It all reached a head in 1889, when a group of churches in Illinois passed the Sand Creek Declaration. Not only did they create a document condemning many northern innovations like missionary societies, full-time ministers, and musical instruments, they went as far as urging Christians to disfellowship with any believer who supported them. Seventeen years later, when officials from the U.S. Census Bureau noted the stark division within the Movement, they wrote Lipscomb to ask his opinion on the matter. He suggested that the two sides were so far apart that it warranted a separate listing in the census for these non-instrumental churches.
Historians are still divided on the impact the Civil War had on the fracture within the Movement. There are some who contend that the split was mainly the result of theological differences (but most who take this position belong to the Church of Christ tribe). It’s my belief that the war created enough animosity between the sides that the differences in theology/methodology were a convenient excuse for the rift.
Our Movement wasn’t the only American religious group that divided because of the Civil War—the Baptists, Methodists, and Presbyterians all experienced splits because of the conflict. But the fact that our unity movement could not emerge from the war intact is one of the darkest moments in our Movement’s history. I always found it interesting that Campbell died just one year after the end of the Civil War. It’s as if he knew that there would be no way to unify the Movement after this devastating conflict. Campbell’s dream of a unified church in a great nation would not become a reality.
MENDING THE BREAK
The stories I’ve offered here aren’t new; they’ve been recorded in countless histories of our Movement. I believe, however, that there is an interconnection of these events that isn’t often acknowledged. Our history of debate and conflict still influences our churches today. Our resting posture is adversarial. We want unity, but want it on our terms. I’ll discuss this further in the next installment of the series, but our desire to protect has overwhelmed our need to collaborate.
An event that took place recently in one of our churches illustrates this point. An elder board determined that their lead ministers were steering the congregation in a direction with which they disagreed. They had no issue with the ministers’ theology, only their methodology. After a short discussion over these issues, the elders’ decided to simply terminate the staffers because of their differing opinions. From coast to coast, leaders of our Movement have expressed shock and outrage, but we really shouldn’t be surprised.

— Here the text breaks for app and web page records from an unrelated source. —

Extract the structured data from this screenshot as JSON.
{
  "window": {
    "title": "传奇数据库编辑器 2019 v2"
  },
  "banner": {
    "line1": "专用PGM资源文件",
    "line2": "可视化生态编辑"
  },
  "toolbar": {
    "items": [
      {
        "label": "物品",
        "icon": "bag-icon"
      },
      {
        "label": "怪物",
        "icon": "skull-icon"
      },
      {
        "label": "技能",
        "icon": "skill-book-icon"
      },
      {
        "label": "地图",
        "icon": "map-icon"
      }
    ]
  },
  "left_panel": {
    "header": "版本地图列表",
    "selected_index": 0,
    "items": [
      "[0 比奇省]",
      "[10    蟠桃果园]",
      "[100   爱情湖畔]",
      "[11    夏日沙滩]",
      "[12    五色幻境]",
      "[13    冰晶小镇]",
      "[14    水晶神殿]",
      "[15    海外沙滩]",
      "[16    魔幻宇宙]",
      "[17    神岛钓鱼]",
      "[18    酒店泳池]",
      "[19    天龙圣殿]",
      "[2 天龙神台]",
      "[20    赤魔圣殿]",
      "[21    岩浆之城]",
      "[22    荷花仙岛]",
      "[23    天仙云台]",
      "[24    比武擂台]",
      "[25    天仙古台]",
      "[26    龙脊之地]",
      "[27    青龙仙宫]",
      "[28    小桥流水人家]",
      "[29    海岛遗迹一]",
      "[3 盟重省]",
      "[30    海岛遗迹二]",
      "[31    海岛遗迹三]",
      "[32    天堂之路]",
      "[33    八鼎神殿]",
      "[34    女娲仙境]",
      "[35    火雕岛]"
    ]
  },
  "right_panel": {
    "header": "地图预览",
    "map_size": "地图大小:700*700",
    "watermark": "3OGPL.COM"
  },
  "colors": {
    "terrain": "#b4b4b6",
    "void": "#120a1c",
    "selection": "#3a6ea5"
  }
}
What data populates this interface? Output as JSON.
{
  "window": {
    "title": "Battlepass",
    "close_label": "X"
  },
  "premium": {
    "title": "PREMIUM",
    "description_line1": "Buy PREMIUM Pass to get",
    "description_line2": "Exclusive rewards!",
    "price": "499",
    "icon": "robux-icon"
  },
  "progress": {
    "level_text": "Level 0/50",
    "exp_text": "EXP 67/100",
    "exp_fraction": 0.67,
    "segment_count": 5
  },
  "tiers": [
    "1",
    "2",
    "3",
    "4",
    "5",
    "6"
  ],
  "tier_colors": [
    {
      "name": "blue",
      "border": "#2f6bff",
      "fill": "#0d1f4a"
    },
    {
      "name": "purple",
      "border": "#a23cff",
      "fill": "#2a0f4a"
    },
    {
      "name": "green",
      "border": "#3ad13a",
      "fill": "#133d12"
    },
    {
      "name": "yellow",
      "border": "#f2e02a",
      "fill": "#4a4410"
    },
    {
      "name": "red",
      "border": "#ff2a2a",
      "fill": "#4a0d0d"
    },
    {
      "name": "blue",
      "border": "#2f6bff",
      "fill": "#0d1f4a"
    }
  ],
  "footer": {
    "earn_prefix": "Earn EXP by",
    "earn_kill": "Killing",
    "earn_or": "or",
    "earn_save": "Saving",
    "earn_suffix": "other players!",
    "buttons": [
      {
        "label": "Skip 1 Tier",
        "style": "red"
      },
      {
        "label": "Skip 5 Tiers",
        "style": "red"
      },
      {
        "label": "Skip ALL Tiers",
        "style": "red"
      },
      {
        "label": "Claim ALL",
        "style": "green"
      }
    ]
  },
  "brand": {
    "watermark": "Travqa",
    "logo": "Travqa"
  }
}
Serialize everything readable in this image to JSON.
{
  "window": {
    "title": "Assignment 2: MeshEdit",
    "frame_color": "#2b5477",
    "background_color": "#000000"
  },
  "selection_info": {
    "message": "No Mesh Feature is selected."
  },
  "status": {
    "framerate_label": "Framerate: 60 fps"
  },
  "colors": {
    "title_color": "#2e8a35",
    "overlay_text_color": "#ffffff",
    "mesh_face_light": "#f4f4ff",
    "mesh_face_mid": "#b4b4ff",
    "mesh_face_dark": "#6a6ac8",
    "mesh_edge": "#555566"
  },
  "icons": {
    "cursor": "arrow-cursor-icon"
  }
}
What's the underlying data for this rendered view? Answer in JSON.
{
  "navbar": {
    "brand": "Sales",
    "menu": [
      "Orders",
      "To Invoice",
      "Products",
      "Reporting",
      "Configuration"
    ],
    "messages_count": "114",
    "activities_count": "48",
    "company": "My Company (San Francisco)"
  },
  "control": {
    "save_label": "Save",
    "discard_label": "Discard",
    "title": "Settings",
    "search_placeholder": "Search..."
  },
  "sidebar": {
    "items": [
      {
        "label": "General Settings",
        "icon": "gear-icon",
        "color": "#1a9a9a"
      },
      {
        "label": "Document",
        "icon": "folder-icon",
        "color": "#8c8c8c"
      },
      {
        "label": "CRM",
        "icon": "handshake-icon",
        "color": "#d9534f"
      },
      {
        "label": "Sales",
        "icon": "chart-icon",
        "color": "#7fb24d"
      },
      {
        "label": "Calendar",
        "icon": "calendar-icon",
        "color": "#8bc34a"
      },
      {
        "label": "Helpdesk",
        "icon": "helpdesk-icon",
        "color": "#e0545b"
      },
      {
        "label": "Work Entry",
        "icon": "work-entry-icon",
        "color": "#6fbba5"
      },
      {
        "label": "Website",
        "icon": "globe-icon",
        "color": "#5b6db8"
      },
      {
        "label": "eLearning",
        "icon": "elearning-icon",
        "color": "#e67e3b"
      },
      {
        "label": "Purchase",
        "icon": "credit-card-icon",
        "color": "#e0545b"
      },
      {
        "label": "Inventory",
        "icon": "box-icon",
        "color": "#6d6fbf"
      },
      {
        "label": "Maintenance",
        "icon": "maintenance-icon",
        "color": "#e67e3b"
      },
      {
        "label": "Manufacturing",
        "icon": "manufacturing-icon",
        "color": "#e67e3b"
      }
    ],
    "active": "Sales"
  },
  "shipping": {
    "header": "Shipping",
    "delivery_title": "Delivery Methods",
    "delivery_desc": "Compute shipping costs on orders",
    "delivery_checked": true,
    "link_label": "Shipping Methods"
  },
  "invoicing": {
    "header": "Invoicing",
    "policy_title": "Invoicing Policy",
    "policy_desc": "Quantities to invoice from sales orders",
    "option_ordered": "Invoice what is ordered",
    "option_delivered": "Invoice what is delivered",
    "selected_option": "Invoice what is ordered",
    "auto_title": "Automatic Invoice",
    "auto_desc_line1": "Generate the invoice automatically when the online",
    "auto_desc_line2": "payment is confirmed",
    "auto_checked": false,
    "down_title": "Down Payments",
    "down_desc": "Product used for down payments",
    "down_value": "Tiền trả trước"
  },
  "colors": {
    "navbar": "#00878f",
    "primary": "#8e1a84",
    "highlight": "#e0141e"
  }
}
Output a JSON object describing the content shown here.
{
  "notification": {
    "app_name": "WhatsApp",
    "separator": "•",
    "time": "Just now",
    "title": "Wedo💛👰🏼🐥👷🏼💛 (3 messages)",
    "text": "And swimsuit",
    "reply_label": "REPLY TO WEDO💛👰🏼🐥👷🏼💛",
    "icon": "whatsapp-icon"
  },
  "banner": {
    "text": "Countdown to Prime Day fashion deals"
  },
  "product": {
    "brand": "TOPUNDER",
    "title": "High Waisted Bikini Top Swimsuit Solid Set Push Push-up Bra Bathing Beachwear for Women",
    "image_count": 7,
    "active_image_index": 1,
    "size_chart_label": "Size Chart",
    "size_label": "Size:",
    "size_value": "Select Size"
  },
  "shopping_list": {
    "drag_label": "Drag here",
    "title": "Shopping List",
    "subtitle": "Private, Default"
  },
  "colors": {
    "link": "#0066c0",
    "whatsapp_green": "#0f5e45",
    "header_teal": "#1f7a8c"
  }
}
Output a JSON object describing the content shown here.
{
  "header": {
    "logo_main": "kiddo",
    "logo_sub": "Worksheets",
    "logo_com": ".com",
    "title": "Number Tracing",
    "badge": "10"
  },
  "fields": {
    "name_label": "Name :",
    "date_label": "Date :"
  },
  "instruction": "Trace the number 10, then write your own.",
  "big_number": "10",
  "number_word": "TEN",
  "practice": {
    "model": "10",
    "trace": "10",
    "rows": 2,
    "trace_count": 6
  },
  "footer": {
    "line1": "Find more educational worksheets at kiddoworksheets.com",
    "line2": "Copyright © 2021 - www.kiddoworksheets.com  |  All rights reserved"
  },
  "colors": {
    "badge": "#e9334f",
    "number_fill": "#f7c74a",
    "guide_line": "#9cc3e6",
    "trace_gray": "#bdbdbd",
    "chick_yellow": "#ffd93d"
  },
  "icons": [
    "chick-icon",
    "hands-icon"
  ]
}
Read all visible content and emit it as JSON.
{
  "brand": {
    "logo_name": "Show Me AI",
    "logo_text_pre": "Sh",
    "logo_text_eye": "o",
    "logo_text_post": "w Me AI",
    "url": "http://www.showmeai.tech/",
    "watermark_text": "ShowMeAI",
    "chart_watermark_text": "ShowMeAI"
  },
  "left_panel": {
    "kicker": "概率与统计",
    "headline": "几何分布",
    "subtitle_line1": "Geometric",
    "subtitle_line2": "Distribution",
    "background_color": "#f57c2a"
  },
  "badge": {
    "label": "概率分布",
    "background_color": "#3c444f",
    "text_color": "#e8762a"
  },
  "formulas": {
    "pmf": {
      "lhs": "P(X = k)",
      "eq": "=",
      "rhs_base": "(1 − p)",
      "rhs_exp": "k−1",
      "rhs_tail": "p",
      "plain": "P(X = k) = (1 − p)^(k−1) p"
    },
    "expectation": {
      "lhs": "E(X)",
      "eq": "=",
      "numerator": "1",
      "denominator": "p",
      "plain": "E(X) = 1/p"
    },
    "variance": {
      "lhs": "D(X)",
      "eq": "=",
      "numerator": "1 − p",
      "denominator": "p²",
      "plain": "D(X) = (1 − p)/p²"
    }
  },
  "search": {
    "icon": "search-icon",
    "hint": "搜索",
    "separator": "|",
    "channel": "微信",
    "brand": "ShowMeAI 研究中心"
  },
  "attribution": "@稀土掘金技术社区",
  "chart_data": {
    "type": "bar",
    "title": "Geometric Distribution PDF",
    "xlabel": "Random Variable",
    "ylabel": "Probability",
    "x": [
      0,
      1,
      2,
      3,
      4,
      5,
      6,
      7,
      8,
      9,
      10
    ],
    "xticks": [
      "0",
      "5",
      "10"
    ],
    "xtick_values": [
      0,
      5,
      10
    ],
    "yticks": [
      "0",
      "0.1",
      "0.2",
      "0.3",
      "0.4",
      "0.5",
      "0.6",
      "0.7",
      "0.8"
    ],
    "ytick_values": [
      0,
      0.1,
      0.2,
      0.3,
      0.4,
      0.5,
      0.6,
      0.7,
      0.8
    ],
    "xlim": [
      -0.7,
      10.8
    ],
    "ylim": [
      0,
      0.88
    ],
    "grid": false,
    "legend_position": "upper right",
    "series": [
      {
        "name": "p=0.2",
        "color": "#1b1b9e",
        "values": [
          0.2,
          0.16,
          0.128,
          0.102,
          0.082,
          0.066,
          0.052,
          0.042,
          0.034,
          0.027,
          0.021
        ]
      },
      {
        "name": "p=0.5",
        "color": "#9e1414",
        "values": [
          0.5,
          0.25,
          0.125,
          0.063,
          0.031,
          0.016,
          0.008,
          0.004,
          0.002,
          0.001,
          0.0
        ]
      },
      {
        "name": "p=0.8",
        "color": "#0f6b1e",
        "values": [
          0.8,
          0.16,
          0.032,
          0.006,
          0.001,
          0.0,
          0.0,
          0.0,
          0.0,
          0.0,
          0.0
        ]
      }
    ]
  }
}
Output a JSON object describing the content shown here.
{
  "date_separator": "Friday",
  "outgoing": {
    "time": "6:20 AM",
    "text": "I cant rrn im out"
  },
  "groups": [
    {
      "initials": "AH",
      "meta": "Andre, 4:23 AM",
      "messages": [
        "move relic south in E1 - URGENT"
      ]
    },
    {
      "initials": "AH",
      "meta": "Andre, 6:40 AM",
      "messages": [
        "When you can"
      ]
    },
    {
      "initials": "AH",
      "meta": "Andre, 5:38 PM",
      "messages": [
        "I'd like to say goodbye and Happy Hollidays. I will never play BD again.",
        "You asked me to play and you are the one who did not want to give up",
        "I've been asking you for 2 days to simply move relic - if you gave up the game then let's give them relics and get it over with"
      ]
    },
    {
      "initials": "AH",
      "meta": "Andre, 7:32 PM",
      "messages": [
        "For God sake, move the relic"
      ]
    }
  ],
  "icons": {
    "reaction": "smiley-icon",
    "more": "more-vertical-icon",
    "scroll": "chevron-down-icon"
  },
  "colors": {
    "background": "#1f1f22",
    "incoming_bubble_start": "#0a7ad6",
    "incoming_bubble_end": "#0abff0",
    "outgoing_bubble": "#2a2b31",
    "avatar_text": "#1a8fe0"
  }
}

In our Movement, fracture is in our DNA. It’s a force that I wish would diminish among our brotherhood, but I’m not sure it’s going anywhere. We’re always fighting.
Elders versus ministers, instruments versus voices, collaboration versus isolation.
We fight. We fracture. We want unity. We don’t want to submit.
It makes Jesus’ prayer in the garden all the more obvious.
Instead of offering my solutions, I’ll lean in on the wisdom of one of our Movement’s scholars. In a recent Christian Standard article about debate, Jon Weatherly encourages us to get introspective. Urging us to examine our motives,
“I need to be humble and self-aware. I need to develop real love for those with whom I disagree, assuming the best about them and listening sincerely to them, as I want them to do for me. I should treat my adversaries respectfully, as individuals. I should save apocalyptic language for the actual apocalypse, and judgment for the true Judge.”
The story from the video is content from a Master’s thesis I completed at Xavier University. Since some of you might be searching for the cure to insomnia, I’m linking it here.
The most popular Movement book about Campbell’s debates is JJ Haley’s Debates That Made History.
There are quite a few books that go deeper into the Civil War issue in the Movement. Among them are David Edwin Harrell’s The Social Sources of Division in the Disciples of Christ, 1865-1900; Bill Humble’s The Influence of the Civil War; and Ben Brewster’s Torn Asunder: The Civil War and the 1906 Division of the Disciples. These served as the primary sources for my work here.